August 23, 2010
by Pastor Lee Hallstrom, Light of Christ Lutheran Church, Delano

Here’s a little prayer someone sent me by email:

“Now I lay me down to sleep, I pray my BlackBerry to keep.

“I pray my stocks are on the rise, and that my analyst is wise.

“That all the wine I sip is white, and that my hot tub’s watertight.

“That racquetball won’t get too tough, and that all my sushi’s fresh enough.

“I pray my cordless phone still works, that my career won’t lose its perks.

“My microwave won’t radiate, my condo won’t depreciate.

“I pray my health club doesn’t close, and that my money market grows.

“If I go broke before I wake, I pray my Lexus they won’t take.”

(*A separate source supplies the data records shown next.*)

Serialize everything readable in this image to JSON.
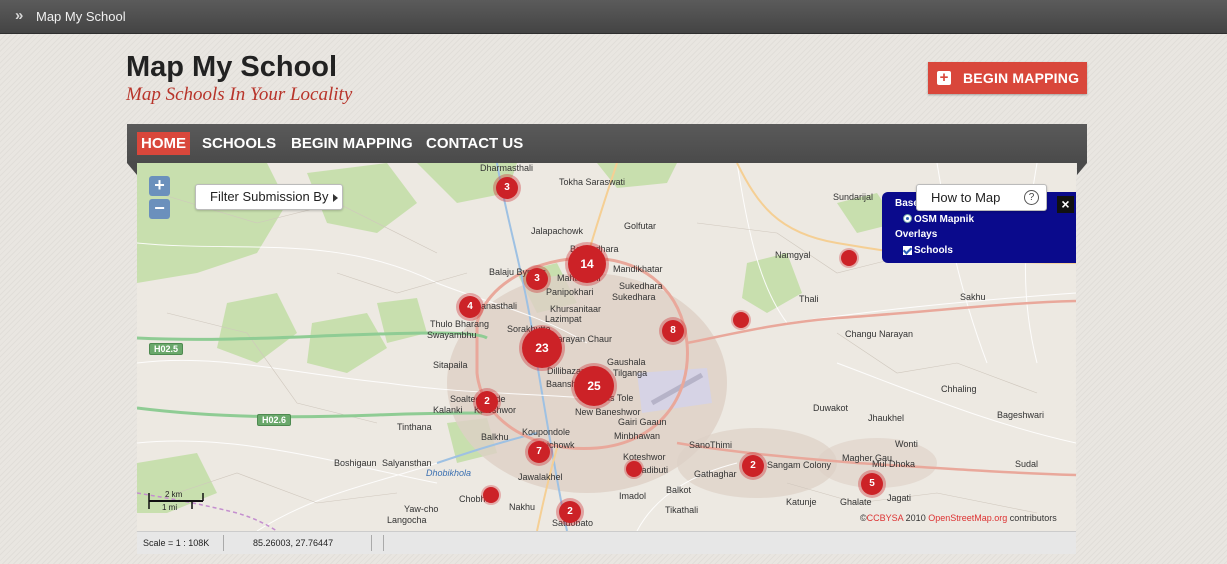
{
  "topbar": {
    "title": "Map My School"
  },
  "brand": {
    "title": "Map My School",
    "subtitle": "Map Schools In Your Locality"
  },
  "header": {
    "begin_mapping_label": "BEGIN MAPPING"
  },
  "nav": {
    "items": [
      "HOME",
      "SCHOOLS",
      "BEGIN MAPPING",
      "CONTACT US"
    ],
    "active": "HOME"
  },
  "map": {
    "zoom_in": "+",
    "zoom_out": "−",
    "filter_label": "Filter Submission By",
    "howto_label": "How to Map",
    "help_glyph": "?",
    "close_glyph": "×",
    "layers": {
      "base_header": "Base Layer",
      "base_option": "OSM Mapnik",
      "overlay_header": "Overlays",
      "overlay_option": "Schools"
    },
    "clusters": [
      "3",
      "14",
      "3",
      "4",
      "8",
      "23",
      "25",
      "2",
      "7",
      "2",
      "5",
      "2"
    ],
    "places": [
      "Dharmasthali",
      "Tokha Saraswati",
      "Golfutar",
      "Jalapachowk",
      "Basundhara",
      "Balaju Bypass",
      "Mahalaxmi",
      "Mandikhatar",
      "Panipokhari",
      "Sukedhara",
      "Sukedhara",
      "Khursanitaar",
      "Lazimpat",
      "Banasthali",
      "Thulo Bharang",
      "Swayambhu",
      "Sorakhutte",
      "Narayan Chaur",
      "Sitapaila",
      "Gaushala",
      "Dillibazar",
      "Tilganga",
      "Baanshghari",
      "Gurans Tole",
      "Soaltee Mode",
      "Kalanki",
      "Kuleshwor",
      "New Baneshwor",
      "Gairi Gaaun",
      "Tinthana",
      "Balkhu",
      "Koupondole",
      "Minbhawan",
      "SanoThimi",
      "Lichowk",
      "Koteshwor",
      "Boshigaun",
      "Salyansthan",
      "Jawalakhel",
      "Jadibuti",
      "Gathaghar",
      "Sangam Colony",
      "Chobhar",
      "Nakhu",
      "Imadol",
      "Balkot",
      "Yaw-cho",
      "Langocha",
      "Tikathali",
      "Satdobato",
      "Sundarijal",
      "Namgyal",
      "Thali",
      "Sakhu",
      "Changu Narayan",
      "Chhaling",
      "Duwakot",
      "Jhaukhel",
      "Bageshwari",
      "Wonti",
      "Magher Gau",
      "Mul Dhoka",
      "Sudal",
      "Katunje",
      "Ghalate",
      "Jagati",
      "Dhobikhola"
    ],
    "highways": [
      "H02.5",
      "H02.6"
    ],
    "scale": {
      "km": "2 km",
      "mi": "1 mi"
    },
    "attribution": {
      "prefix": "©",
      "license": "CCBYSA",
      "year": "2010",
      "source": "OpenStreetMap.org",
      "suffix": "contributors"
    }
  },
  "statusbar": {
    "scale": "Scale = 1 : 108K",
    "coords": "85.26003, 27.76447"
  },
  "colors": {
    "accent": "#d9473b",
    "cluster": "#cc2227",
    "nav": "#4f4f4f",
    "layers_bg": "#0a0a8c"
  }
}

We certainly live in a culture where it’s very easy to get caught up in acquiring more and more. Did you know that the average American shops six hours a week, while spending 40 minutes playing with their children, and that by age 20, on average, a young person will have seen 20 million commercials?

There is a powerful paradox in the American way of life today in how much we acquire and consume. We have and consume not just more than any other generation, but more (when we are talking about consumption) than all other generations in the history of the world combined. Yet, alongside of this, there is an all-time high in people feeling empty and searching for real meaning and purpose in their lives. I call this “the great delusion.”

I believe that “the great delusion” is supported by three notions: first, the more you have, the happier you will be; second, the more you have, the more content you will be; and third, the more you have, the more secure you will feel. All three of these notions are myths.

Studies have shown that authentic happiness actually shows an inverse proportion between more income (above a basic level of needs) and more happiness. When it comes to money and wealth, it’s like they feed on themselves – the more we have, the more we think we need, and then, no matter how much we have, it will never seem like enough.

The great delusion keeps us shooting for more and more, yet feeling less secure, satisfied, and happy. What’s the answer? It seems to me it lies in this question, “What is feeding my soul?”

Is it God? God’s unconditional love for me? Serving God and others? Prayer? Worship? God’s Word?

Stephen Covey put is so well when he said, “You cannot say ‘no’ in life (think of no as saying no to the great delusion) until there is a deeper ‘yes.’”

Is God the deeper “Yes” in our lives?

Jesus said, “Do not store up for yourselves treasures on earth, where moth and rust consume and where thieves break in and steal; but store up for yourselves treasures in heaven, where neither moth nor rust consumes and where thieves do not break in and steal. For where your treasure is, there your heart will be also.” Matthew 6:19-21

May all joy be yours in believing!